Lives not at risk by scaling back of air ambulance service – Varadkar
Government recognises issue of personnel retention in Air Corps, says Taoiseach
Taoiseach Leo Varadkar: ‘They are being better resourced than they ever have been and it’s important to point out that just five or six years ago, there was no air ambulance at all in Ireland.’ Photograph: Colin Keegan/Collins
Taoiseach Leo Varadkar has expressed confidence new measures will ensure the Air Corps will staff for air ambulance services as he insisted lives were not being put a risk by the temporary scaling back of the existing service.
Mr Varadkar said he and the government recognised that there was an issue with recruiting and retaining personnel in the Air Corps but moves were afoot to address the problem and he expected to see it resolved in the near future.
A shortage of pilots has forced the Air Corps to scale back the emergency air ambulance service it provides the HSE from its base in Athlone with the service being reduced by four days a month until the end of February.
Meanwhile, the Irish Community Rapid Response Air Ambulance (ICRR) service based in Rathcoole in Co Cork will send its back -up helicopter to Athlone to provide cover four days a week until the issue is resolved at the end of February.
Mr Varadkar said today air ambulance services in Ireland are better funded now than they ever were, given that there are two such helicopters in operation whereas just five years ago, there was no such emergency services.
“They are being better resourced than they ever have been and it’s important to point out that just five or six years ago, there was no air ambulance at all in Ireland and now we have two, one based in Athlone and one based in Cork.
“Notwithstanding that, there are still challenges, particularly in terms of recruiting staff and because of the need to train new pilots for a four days a month, the Athlone helicopter, run by the Defence Forces, will be off duty.
“But we do have a solution in place to provide cover – the auxiliary back-up helicopter from Cork will move to the Midlands and also there will be back up from the Irish Coastguard and its helicopters.”
Mr Varadkar said the Irish Defence Forces were not unique in trying to retain pilots as other air forces in the western world were experiencing similar challenges as military-trained pilots opt to leave for the private sector.
“We are dealing with it and are putting in place a retention bonus for pilots that stay in the Air Corps – there are now people in the Air Corps who are now coming back in from airlines – that wasn’t allowed in the past.
“We also have new recruits and new cadets who are being trained but in order to train them we need to take the helicopter off for about four days a month for the next four months – they will be back filled by the helicopter from Cork.”
Mr Varadkar said he believes the scaling back of the Air Corps air ambulance service to be replaced four days a month by the ICRR ambulance would not result in “any risk to life”.

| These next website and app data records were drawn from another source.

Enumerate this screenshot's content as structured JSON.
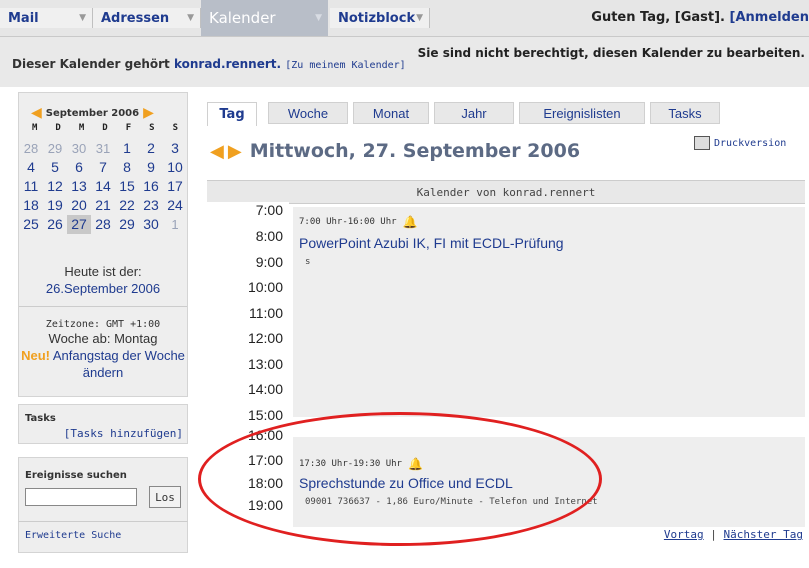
{
  "nav": {
    "tabs": [
      {
        "label": "Mail"
      },
      {
        "label": "Adressen"
      },
      {
        "label": "Kalender"
      },
      {
        "label": "Notizblock"
      }
    ],
    "greeting": "Guten Tag, [Gast].",
    "login_label": "[Anmelden"
  },
  "owner": {
    "prefix": "Dieser Kalender gehört",
    "user": "konrad.rennert.",
    "my_calendar_link": "[Zu meinem Kalender]"
  },
  "permission_notice": "Sie sind nicht berechtigt, diesen Kalender zu bearbeiten.",
  "minical": {
    "month": "September 2006",
    "weekdays": [
      "M",
      "D",
      "M",
      "D",
      "F",
      "S",
      "S"
    ],
    "rows": [
      [
        {
          "d": "28",
          "other": true
        },
        {
          "d": "29",
          "other": true
        },
        {
          "d": "30",
          "other": true
        },
        {
          "d": "31",
          "other": true
        },
        {
          "d": "1"
        },
        {
          "d": "2"
        },
        {
          "d": "3"
        }
      ],
      [
        {
          "d": "4"
        },
        {
          "d": "5"
        },
        {
          "d": "6"
        },
        {
          "d": "7"
        },
        {
          "d": "8"
        },
        {
          "d": "9"
        },
        {
          "d": "10"
        }
      ],
      [
        {
          "d": "11"
        },
        {
          "d": "12"
        },
        {
          "d": "13"
        },
        {
          "d": "14"
        },
        {
          "d": "15"
        },
        {
          "d": "16"
        },
        {
          "d": "17"
        }
      ],
      [
        {
          "d": "18"
        },
        {
          "d": "19"
        },
        {
          "d": "20"
        },
        {
          "d": "21"
        },
        {
          "d": "22"
        },
        {
          "d": "23"
        },
        {
          "d": "24"
        }
      ],
      [
        {
          "d": "25"
        },
        {
          "d": "26"
        },
        {
          "d": "27",
          "today": true
        },
        {
          "d": "28"
        },
        {
          "d": "29"
        },
        {
          "d": "30"
        },
        {
          "d": "1",
          "other": true
        }
      ]
    ]
  },
  "today": {
    "label": "Heute ist der:",
    "date": "26.September 2006",
    "timezone": "Zeitzone: GMT +1:00",
    "week_start": "Woche ab: Montag",
    "new_label": "Neu!",
    "change_link": "Anfangstag der Woche ändern"
  },
  "tasks": {
    "title": "Tasks",
    "add_link": "[Tasks hinzufügen]"
  },
  "search": {
    "title": "Ereignisse suchen",
    "input_value": "",
    "button": "Los",
    "advanced": "Erweiterte Suche"
  },
  "view_tabs": [
    {
      "label": "Tag",
      "active": true
    },
    {
      "label": "Woche"
    },
    {
      "label": "Monat"
    },
    {
      "label": "Jahr"
    },
    {
      "label": "Ereignislisten"
    },
    {
      "label": "Tasks"
    }
  ],
  "date_heading": "Mittwoch, 27. September 2006",
  "print_label": "Druckversion",
  "day": {
    "header": "Kalender von konrad.rennert",
    "hours": [
      "7:00",
      "8:00",
      "9:00",
      "10:00",
      "11:00",
      "12:00",
      "13:00",
      "14:00",
      "15:00",
      "16:00",
      "17:00",
      "18:00",
      "19:00"
    ],
    "events": [
      {
        "time": "7:00 Uhr-16:00 Uhr",
        "title": "PowerPoint Azubi IK, FI mit ECDL-Prüfung",
        "desc": "s"
      },
      {
        "time": "17:30 Uhr-19:30 Uhr",
        "title": "Sprechstunde zu Office und ECDL",
        "desc": "09001 736637 - 1,86 Euro/Minute - Telefon und Internet"
      }
    ]
  },
  "bottom_nav": {
    "prev": "Vortag",
    "sep": "|",
    "next": "Nächster Tag"
  },
  "colors": {
    "link": "#1f3b8f",
    "accent_arrow": "#f0a020",
    "annotation": "#e02020"
  }
}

And he said the Government was committed to the Defence Forces generally, which this year will receive over €1 billion in funding, and the emergency services including the Irish Coastguard and the National Ambulance Service.
He said that internationally there is a shortage of both pilots and paramedics but he was confident that the Government would be able to manage the situation to ensure full continuity off air ambulance services in the country.

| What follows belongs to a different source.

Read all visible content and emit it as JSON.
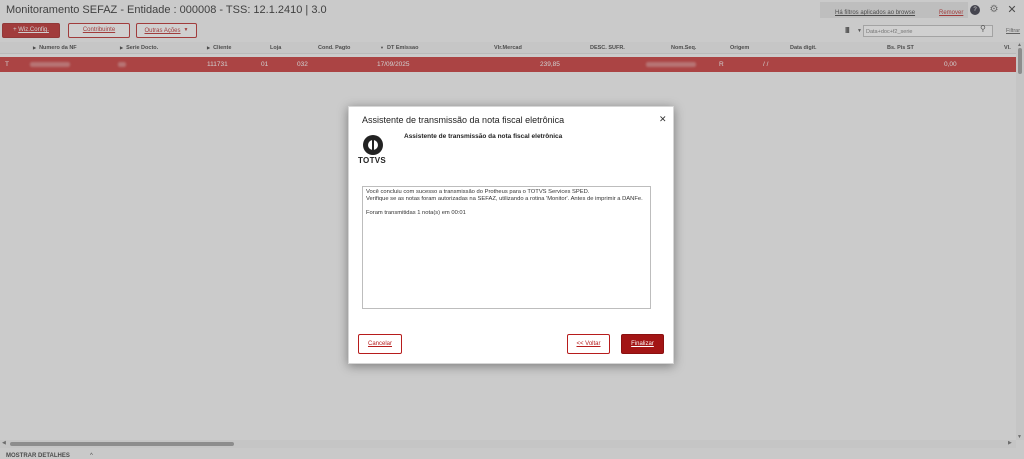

Meanwhile an ICRR spokesman told The Irish Times the decision to transfer its relief helicopter from Rathcoole to Athlone four days a month would not have an impact on the service it can provide in Munster and South Leinster.
“it’s not a problem for us - four days a month is manageable in that the deal we have with our contractors, Sloane Helicopters is to provide a relief helicopter which is sitting at our base in Rathcoole,” he said.

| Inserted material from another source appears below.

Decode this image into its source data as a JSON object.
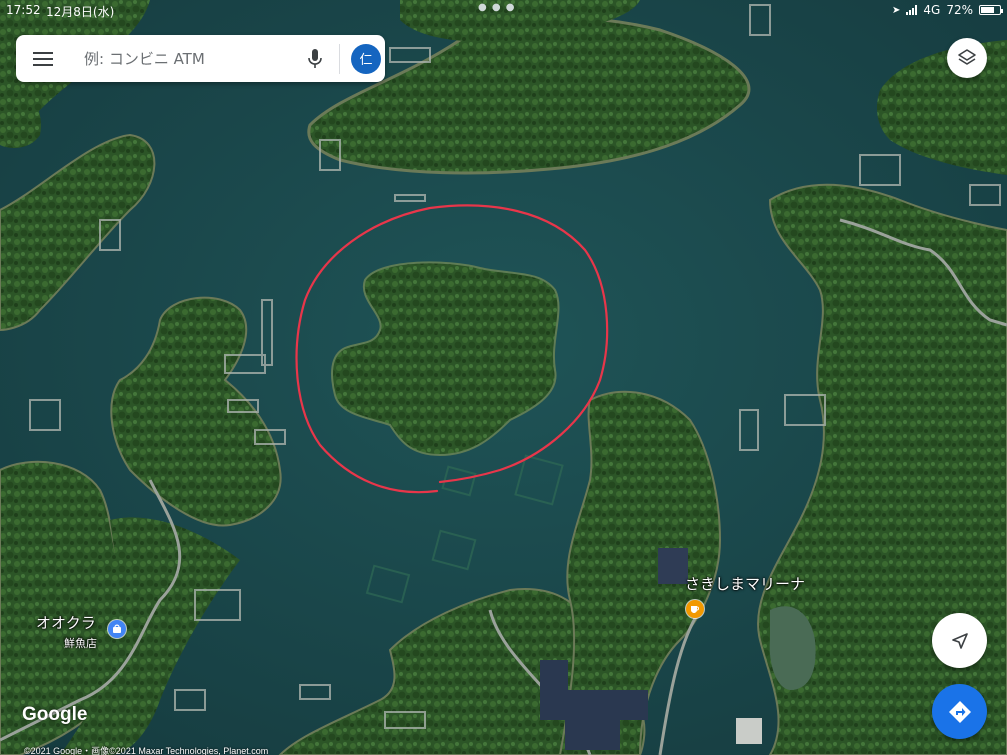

“If we use our back-up helicopter for Athlone, Sloane Helicopters will still provide us with a back up helicopter – we are providing the helicopter crew and the National Ambulance Service is providing paramedics to staff it.”
No talks have taken place to date on who will pay for the back-up helicopter being sent to Athlone. “We haven’t discussed anything yet – the priority for us was to help them fill the gap in the system,” said the ICRR spokesman.
The ICRR began operations on July 30th looks set to carry out close to 200 missions by the end of November and is well on its way to carrying on in excess of its annual target of 500 missions by August 2020.